» **Exercise requirements**
Top to bottom, give the entries again exactly as written.

§ §

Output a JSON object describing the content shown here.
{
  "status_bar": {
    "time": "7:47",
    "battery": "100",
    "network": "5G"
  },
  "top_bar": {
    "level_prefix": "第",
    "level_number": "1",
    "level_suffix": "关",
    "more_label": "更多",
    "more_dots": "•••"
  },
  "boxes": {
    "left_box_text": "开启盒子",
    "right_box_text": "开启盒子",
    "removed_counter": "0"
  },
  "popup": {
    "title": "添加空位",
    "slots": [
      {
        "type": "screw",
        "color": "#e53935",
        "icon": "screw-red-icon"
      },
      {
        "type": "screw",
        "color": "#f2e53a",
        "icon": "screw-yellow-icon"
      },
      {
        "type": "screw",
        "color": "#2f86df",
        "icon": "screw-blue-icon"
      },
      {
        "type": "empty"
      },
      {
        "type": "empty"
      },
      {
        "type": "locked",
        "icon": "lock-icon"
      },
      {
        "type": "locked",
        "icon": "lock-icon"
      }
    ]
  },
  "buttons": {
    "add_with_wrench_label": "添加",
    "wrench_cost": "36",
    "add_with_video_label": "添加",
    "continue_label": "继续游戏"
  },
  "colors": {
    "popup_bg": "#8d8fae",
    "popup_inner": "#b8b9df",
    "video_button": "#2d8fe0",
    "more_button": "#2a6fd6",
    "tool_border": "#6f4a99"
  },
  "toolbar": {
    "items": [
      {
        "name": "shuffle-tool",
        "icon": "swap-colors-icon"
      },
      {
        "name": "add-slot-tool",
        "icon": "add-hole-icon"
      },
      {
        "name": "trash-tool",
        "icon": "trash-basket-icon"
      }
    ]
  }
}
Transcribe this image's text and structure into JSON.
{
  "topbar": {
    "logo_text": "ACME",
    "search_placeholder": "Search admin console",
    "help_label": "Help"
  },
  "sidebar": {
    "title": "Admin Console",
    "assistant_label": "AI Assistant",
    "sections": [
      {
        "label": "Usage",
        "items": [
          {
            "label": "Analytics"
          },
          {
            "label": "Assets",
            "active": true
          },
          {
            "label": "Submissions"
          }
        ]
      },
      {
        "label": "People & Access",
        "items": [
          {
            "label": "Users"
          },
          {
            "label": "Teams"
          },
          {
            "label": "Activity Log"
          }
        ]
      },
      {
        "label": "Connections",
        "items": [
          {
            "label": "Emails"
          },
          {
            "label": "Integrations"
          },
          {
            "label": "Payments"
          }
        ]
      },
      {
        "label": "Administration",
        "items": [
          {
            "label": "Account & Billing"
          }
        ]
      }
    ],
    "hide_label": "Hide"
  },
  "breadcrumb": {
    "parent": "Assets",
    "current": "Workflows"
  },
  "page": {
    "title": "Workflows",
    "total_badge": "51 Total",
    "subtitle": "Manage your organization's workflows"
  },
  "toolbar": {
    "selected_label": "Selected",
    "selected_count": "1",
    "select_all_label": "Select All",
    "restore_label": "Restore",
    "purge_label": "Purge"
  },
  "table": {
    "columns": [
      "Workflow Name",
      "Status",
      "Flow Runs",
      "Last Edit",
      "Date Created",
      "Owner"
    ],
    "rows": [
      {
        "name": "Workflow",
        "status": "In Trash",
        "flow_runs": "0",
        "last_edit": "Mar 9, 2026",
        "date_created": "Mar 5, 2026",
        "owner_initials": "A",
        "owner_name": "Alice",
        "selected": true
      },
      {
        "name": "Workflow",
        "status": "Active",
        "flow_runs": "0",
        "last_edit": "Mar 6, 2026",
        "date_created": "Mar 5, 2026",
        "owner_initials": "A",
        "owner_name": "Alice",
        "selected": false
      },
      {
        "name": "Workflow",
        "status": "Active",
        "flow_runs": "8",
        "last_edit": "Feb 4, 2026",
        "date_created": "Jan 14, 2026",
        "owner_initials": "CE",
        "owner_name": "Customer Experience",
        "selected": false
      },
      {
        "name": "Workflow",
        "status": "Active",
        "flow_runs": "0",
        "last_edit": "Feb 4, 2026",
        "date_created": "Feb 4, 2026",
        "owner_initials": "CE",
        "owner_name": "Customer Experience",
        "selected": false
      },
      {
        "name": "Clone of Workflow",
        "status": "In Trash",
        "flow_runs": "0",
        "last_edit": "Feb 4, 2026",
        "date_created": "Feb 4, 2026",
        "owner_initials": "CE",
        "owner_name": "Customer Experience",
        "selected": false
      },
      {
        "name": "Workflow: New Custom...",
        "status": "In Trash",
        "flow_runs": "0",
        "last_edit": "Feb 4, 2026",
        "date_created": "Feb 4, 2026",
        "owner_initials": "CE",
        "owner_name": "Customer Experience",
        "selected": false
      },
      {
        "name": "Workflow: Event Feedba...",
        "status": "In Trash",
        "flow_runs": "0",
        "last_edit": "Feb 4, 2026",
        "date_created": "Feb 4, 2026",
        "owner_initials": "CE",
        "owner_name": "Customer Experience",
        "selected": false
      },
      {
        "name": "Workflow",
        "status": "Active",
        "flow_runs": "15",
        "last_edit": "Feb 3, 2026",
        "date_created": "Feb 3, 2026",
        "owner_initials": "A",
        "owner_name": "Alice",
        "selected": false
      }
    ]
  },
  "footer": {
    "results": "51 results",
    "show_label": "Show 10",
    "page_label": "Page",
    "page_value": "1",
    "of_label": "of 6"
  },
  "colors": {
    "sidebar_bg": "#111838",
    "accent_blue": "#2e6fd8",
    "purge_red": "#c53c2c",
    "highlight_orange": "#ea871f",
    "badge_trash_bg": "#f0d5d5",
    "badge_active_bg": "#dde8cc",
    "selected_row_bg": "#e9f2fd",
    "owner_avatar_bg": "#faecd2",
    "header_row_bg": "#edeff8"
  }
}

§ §

» **Answer area**
Output a JSON object describing the content shown here.
{
  "status_bar": {
    "time": "7:47",
    "battery": "100",
    "network": "5G"
  },
  "top_bar": {
    "level_prefix": "第",
    "level_number": "1",
    "level_suffix": "关",
    "more_label": "更多",
    "more_dots": "•••"
  },
  "boxes": {
    "left_box_text": "开启盒子",
    "right_box_text": "开启盒子",
    "removed_counter": "0"
  },
  "popup": {
    "title": "添加空位",
    "slots": [
      {
        "type": "screw",
        "color": "#e53935",
        "icon": "screw-red-icon"
      },
      {
        "type": "screw",
        "color": "#f2e53a",
        "icon": "screw-yellow-icon"
      },
      {
        "type": "screw",
        "color": "#2f86df",
        "icon": "screw-blue-icon"
      },
      {
        "type": "empty"
      },
      {
        "type": "empty"
      },
      {
        "type": "locked",
        "icon": "lock-icon"
      },
      {
        "type": "locked",
        "icon": "lock-icon"
      }
    ]
  },
  "buttons": {
    "add_with_wrench_label": "添加",
    "wrench_cost": "36",
    "add_with_video_label": "添加",
    "continue_label": "继续游戏"
  },
  "colors": {
    "popup_bg": "#8d8fae",
    "popup_inner": "#b8b9df",
    "video_button": "#2d8fe0",
    "more_button": "#2a6fd6",
    "tool_border": "#6f4a99"
  },
  "toolbar": {
    "items": [
      {
        "name": "shuffle-tool",
        "icon": "swap-colors-icon"
      },
      {
        "name": "add-slot-tool",
        "icon": "add-hole-icon"
      },
      {
        "name": "trash-tool",
        "icon": "trash-basket-icon"
      }
    ]
  }
}
Transcribe this image's text and structure into JSON.
{
  "topbar": {
    "logo_text": "ACME",
    "search_placeholder": "Search admin console",
    "help_label": "Help"
  },
  "sidebar": {
    "title": "Admin Console",
    "assistant_label": "AI Assistant",
    "sections": [
      {
        "label": "Usage",
        "items": [
          {
            "label": "Analytics"
          },
          {
            "label": "Assets",
            "active": true
          },
          {
            "label": "Submissions"
          }
        ]
      },
      {
        "label": "People & Access",
        "items": [
          {
            "label": "Users"
          },
          {
            "label": "Teams"
          },
          {
            "label": "Activity Log"
          }
        ]
      },
      {
        "label": "Connections",
        "items": [
          {
            "label": "Emails"
          },
          {
            "label": "Integrations"
          },
          {
            "label": "Payments"
          }
        ]
      },
      {
        "label": "Administration",
        "items": [
          {
            "label": "Account & Billing"
          }
        ]
      }
    ],
    "hide_label": "Hide"
  },
  "breadcrumb": {
    "parent": "Assets",
    "current": "Workflows"
  },
  "page": {
    "title": "Workflows",
    "total_badge": "51 Total",
    "subtitle": "Manage your organization's workflows"
  },
  "toolbar": {
    "selected_label": "Selected",
    "selected_count": "1",
    "select_all_label": "Select All",
    "restore_label": "Restore",
    "purge_label": "Purge"
  },
  "table": {
    "columns": [
      "Workflow Name",
      "Status",
      "Flow Runs",
      "Last Edit",
      "Date Created",
      "Owner"
    ],
    "rows": [
      {
        "name": "Workflow",
        "status": "In Trash",
        "flow_runs": "0",
        "last_edit": "Mar 9, 2026",
        "date_created": "Mar 5, 2026",
        "owner_initials": "A",
        "owner_name": "Alice",
        "selected": true
      },
      {
        "name": "Workflow",
        "status": "Active",
        "flow_runs": "0",
        "last_edit": "Mar 6, 2026",
        "date_created": "Mar 5, 2026",
        "owner_initials": "A",
        "owner_name": "Alice",
        "selected": false
      },
      {
        "name": "Workflow",
        "status": "Active",
        "flow_runs": "8",
        "last_edit": "Feb 4, 2026",
        "date_created": "Jan 14, 2026",
        "owner_initials": "CE",
        "owner_name": "Customer Experience",
        "selected": false
      },
      {
        "name": "Workflow",
        "status": "Active",
        "flow_runs": "0",
        "last_edit": "Feb 4, 2026",
        "date_created": "Feb 4, 2026",
        "owner_initials": "CE",
        "owner_name": "Customer Experience",
        "selected": false
      },
      {
        "name": "Clone of Workflow",
        "status": "In Trash",
        "flow_runs": "0",
        "last_edit": "Feb 4, 2026",
        "date_created": "Feb 4, 2026",
        "owner_initials": "CE",
        "owner_name": "Customer Experience",
        "selected": false
      },
      {
        "name": "Workflow: New Custom...",
        "status": "In Trash",
        "flow_runs": "0",
        "last_edit": "Feb 4, 2026",
        "date_created": "Feb 4, 2026",
        "owner_initials": "CE",
        "owner_name": "Customer Experience",
        "selected": false
      },
      {
        "name": "Workflow: Event Feedba...",
        "status": "In Trash",
        "flow_runs": "0",
        "last_edit": "Feb 4, 2026",
        "date_created": "Feb 4, 2026",
        "owner_initials": "CE",
        "owner_name": "Customer Experience",
        "selected": false
      },
      {
        "name": "Workflow",
        "status": "Active",
        "flow_runs": "15",
        "last_edit": "Feb 3, 2026",
        "date_created": "Feb 3, 2026",
        "owner_initials": "A",
        "owner_name": "Alice",
        "selected": false
      }
    ]
  },
  "footer": {
    "results": "51 results",
    "show_label": "Show 10",
    "page_label": "Page",
    "page_value": "1",
    "of_label": "of 6"
  },
  "colors": {
    "sidebar_bg": "#111838",
    "accent_blue": "#2e6fd8",
    "purge_red": "#c53c2c",
    "highlight_orange": "#ea871f",
    "badge_trash_bg": "#f0d5d5",
    "badge_active_bg": "#dde8cc",
    "selected_row_bg": "#e9f2fd",
    "owner_avatar_bg": "#faecd2",
    "header_row_bg": "#edeff8"
  }
}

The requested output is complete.